Knowing about this has led to a problem for me, and I believe there are many other people with the same problem. I wear my hardships like a badge of honor. I assume that they are meant to be thorns in my side (2 Corinthians 12:7). When life is hard, I tell myself that it’s the Lord’s will—without asking Him if it really is. I ask Him to help me through it, but I forget to ask Him to take it away.
When my anxiety and depression became severe nine years ago, I prayed for deliverance. Instead, the Lord took me on a long journey filled with struggles and pain. Along the way, I learned more about Him and about myself. Eventually, the burden was partially lifted, though never taken away completely. It is a mortal weakness that I will live with while the Lord proves His strength through me.
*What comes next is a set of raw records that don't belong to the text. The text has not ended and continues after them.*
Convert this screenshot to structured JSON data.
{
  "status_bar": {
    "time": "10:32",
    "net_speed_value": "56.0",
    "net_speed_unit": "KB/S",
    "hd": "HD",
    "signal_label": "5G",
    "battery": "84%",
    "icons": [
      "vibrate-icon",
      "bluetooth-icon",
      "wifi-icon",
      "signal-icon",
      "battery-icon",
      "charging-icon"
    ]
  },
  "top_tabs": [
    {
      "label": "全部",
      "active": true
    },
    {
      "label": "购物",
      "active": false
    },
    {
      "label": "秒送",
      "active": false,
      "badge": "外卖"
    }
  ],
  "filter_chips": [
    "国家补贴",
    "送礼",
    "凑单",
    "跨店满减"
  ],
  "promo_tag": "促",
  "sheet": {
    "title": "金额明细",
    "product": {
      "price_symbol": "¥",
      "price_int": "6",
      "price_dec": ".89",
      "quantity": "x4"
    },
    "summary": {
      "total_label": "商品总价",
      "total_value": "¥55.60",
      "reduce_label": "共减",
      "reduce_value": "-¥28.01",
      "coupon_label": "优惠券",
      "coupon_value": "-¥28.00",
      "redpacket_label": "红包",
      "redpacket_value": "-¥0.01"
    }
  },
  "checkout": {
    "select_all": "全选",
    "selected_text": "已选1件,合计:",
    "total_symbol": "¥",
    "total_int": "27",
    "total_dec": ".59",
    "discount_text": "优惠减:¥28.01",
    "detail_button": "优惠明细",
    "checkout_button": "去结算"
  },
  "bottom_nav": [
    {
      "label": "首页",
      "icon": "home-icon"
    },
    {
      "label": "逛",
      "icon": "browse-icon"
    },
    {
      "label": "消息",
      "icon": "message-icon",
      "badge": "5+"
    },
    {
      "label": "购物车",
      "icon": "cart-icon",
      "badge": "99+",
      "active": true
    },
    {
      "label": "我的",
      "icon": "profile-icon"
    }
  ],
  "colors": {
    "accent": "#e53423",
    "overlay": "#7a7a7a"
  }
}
This is why, when the anxiety flared up again after the birth of my children, I didn’t ask for deliverance. I’ve been suffering through it, asking for help, but never actually getting anywhere.
God is a God of miracles. He can do things we would never imagine possible. But He respects our right to choose and most of the time won’t act until we ask. We are told that if God isn’t performing miracles, it’s because we don’t believe (Mormon 9:20). Perhaps we don’t believe that He can, or perhaps we don’t believe that He will. Are we so focused on growing through our trials that we don’t ask for deliverance?
Recently I was thinking about the story in the Bible of Lazarus (John 11). When he fell ill, his sisters sent to Jesus to come and heal their brother. The sisters had the faith that Jesus could take away Lazarus’s illness. But Jesus delayed His coming. Lazarus died. When Jesus arrived, Martha told Him that in spite of her disappointment at her brother’s death, she still had faith. I realized that Jesus was teaching Martha an important lesson. She thought that her faith was strong enough to heal her brother from his illness, but He knew that her faith was strong enough to raise her brother from the dead.
Is it possible that my faith is stronger than I realize? If I ask the Lord in faith, can He do greater things than I’m expecting? I decided that I need to ask the Lord to deliver me and my family from our hardships. If it’s not His will, He will tell me so—and He will help us to move forward. But if I don’t ask, I won’t know. If it is His will, I’m opening the door to allow Him to work great miracles in my life. My hardships don’t need to be a badge of honor—the badge will be my faith and the power that God shows in my life. He is still a God of miracles, if we will only ask.